__YOUR GOAL__
State the number of lines in the listing that contain "text". No further words are expected.

__PROVIDED DATA__
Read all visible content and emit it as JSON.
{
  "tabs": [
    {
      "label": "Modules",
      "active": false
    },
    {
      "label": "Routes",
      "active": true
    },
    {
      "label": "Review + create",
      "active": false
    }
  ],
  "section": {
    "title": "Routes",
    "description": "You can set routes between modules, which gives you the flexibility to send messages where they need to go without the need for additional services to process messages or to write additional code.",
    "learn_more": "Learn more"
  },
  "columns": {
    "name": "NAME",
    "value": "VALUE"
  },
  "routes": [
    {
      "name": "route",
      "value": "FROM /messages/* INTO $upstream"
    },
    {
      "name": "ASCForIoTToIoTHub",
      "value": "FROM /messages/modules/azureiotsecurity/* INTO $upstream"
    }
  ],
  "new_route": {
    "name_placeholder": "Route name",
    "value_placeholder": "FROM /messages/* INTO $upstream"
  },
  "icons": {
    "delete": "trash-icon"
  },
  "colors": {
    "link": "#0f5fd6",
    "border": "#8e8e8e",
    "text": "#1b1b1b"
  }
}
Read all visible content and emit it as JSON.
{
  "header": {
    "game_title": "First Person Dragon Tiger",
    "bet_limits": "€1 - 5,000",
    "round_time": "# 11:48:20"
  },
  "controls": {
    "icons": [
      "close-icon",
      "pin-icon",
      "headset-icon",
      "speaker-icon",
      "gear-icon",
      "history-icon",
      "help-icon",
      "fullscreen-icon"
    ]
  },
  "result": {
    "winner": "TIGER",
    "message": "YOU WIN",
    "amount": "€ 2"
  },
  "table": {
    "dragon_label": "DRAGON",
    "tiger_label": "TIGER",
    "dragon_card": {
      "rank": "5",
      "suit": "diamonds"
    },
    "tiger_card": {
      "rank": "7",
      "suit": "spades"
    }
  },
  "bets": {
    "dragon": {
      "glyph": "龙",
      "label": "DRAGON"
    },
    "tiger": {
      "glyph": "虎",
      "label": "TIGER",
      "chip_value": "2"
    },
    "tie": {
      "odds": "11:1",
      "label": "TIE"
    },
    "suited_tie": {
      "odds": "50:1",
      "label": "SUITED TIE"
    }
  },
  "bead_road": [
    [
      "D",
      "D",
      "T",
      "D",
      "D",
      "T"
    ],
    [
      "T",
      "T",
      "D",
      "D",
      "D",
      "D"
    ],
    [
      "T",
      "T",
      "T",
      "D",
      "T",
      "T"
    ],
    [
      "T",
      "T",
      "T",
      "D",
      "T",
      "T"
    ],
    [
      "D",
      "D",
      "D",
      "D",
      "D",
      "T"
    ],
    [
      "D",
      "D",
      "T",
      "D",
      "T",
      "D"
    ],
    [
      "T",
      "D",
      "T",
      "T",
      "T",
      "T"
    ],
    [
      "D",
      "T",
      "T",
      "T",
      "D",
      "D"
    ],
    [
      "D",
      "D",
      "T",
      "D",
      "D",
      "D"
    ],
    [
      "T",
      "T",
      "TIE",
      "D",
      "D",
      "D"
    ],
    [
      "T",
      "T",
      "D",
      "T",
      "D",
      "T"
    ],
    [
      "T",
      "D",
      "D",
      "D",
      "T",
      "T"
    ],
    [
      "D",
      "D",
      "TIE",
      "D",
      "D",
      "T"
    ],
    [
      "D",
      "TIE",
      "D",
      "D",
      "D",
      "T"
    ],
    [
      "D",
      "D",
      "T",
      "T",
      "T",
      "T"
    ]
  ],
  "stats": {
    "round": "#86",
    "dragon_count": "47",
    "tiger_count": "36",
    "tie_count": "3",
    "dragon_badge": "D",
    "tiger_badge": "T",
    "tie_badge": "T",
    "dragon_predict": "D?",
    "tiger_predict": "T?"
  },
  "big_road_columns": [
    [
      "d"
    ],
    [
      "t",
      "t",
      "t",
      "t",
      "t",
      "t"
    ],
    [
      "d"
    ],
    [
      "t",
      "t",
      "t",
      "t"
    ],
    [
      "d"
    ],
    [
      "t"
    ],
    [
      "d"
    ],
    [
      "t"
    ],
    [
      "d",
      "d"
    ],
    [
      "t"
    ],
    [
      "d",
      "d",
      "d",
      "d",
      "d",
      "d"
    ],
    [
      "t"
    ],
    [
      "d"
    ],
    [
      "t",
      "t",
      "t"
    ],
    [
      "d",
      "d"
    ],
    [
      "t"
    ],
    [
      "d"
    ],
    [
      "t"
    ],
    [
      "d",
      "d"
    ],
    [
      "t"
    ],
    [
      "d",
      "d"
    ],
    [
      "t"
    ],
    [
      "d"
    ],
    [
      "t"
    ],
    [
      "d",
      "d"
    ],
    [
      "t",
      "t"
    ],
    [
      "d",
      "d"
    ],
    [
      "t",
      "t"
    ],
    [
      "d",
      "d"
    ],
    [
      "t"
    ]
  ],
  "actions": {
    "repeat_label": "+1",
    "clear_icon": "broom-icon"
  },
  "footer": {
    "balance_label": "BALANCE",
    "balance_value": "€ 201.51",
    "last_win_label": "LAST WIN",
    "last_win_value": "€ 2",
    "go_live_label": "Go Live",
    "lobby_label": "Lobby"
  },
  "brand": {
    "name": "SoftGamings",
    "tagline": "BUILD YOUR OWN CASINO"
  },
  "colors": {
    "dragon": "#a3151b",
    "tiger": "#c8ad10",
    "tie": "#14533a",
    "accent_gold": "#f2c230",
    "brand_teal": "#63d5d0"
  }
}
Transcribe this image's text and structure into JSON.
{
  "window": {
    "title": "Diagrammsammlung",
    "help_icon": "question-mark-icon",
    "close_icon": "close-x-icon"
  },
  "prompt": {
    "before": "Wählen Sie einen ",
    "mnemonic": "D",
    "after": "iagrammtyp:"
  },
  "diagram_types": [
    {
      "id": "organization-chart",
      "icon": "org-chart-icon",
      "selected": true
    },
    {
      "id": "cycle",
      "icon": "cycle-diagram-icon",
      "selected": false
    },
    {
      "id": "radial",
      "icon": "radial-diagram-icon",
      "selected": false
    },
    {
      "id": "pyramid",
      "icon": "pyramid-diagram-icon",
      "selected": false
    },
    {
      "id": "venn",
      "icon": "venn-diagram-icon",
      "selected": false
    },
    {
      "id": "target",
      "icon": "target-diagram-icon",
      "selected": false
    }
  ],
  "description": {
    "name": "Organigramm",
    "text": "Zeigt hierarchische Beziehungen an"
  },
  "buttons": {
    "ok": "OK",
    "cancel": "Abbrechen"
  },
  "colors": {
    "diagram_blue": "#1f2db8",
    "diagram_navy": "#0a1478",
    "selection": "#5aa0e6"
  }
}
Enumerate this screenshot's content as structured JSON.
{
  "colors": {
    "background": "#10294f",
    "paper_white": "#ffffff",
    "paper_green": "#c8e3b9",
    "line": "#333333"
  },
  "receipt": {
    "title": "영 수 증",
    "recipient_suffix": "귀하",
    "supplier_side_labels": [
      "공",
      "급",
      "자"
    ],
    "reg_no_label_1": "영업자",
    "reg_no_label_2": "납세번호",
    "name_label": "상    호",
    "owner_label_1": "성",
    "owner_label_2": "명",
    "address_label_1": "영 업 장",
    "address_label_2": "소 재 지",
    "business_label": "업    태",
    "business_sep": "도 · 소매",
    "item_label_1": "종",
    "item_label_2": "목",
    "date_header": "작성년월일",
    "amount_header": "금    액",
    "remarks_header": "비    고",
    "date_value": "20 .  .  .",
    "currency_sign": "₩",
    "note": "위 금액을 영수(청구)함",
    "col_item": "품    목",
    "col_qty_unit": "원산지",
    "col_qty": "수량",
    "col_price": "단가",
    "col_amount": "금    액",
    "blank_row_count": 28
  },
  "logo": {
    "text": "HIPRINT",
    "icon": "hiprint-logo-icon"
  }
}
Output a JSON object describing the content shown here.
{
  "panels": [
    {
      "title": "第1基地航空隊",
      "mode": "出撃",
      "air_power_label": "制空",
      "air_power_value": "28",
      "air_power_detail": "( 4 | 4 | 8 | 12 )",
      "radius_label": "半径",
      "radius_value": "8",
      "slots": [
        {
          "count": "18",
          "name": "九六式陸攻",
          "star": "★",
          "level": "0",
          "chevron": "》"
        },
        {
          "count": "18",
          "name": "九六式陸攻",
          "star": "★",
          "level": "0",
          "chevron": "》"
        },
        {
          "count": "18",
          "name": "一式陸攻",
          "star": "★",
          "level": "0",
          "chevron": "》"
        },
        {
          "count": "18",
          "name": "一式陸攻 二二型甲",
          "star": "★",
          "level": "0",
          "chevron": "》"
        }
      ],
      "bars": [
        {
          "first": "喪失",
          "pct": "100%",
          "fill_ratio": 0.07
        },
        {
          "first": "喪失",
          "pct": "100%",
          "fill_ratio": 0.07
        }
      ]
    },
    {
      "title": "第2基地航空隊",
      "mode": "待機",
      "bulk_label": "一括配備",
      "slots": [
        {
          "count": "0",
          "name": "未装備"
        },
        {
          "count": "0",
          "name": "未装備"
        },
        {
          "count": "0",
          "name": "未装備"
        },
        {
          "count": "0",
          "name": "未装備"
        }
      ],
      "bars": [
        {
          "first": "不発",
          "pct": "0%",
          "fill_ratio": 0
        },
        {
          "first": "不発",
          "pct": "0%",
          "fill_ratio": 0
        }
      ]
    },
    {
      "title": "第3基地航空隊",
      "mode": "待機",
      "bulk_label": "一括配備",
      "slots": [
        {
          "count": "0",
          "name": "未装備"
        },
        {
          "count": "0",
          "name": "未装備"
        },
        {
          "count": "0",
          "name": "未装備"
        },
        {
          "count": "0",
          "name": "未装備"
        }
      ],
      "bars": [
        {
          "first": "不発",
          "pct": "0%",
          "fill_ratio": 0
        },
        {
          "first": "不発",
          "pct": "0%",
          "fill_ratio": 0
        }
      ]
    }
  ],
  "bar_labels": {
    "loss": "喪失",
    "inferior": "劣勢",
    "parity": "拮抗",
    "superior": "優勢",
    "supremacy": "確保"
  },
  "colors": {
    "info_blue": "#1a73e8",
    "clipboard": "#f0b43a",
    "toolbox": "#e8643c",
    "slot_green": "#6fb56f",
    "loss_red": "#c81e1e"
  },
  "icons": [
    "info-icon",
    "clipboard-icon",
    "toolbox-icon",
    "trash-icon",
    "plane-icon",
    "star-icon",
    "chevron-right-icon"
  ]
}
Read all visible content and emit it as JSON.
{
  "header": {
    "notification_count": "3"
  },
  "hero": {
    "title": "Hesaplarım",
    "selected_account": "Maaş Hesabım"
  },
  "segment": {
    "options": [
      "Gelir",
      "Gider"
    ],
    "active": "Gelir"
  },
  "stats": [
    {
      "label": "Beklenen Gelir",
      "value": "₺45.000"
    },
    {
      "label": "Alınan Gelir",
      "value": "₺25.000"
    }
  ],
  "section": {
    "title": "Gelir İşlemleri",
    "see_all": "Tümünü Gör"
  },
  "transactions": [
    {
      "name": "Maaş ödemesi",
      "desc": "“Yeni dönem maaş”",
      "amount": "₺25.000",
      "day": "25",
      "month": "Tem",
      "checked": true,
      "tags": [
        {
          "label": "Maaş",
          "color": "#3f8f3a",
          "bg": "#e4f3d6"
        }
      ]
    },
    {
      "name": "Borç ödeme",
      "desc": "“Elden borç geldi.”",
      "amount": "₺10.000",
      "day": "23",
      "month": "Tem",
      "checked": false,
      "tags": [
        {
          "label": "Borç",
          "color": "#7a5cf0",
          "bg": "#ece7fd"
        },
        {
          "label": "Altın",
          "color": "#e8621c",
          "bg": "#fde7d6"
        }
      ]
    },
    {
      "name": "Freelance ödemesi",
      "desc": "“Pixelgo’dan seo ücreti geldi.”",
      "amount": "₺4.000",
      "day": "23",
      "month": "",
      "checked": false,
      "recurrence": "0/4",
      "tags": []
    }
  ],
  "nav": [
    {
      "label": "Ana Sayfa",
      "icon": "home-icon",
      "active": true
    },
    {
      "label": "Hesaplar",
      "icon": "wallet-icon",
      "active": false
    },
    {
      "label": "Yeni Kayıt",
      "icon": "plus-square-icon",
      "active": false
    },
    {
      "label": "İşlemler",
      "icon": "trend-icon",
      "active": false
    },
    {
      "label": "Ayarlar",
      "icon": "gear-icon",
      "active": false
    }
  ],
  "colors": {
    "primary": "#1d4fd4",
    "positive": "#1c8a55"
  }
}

__WRITTEN RESPONSE__
4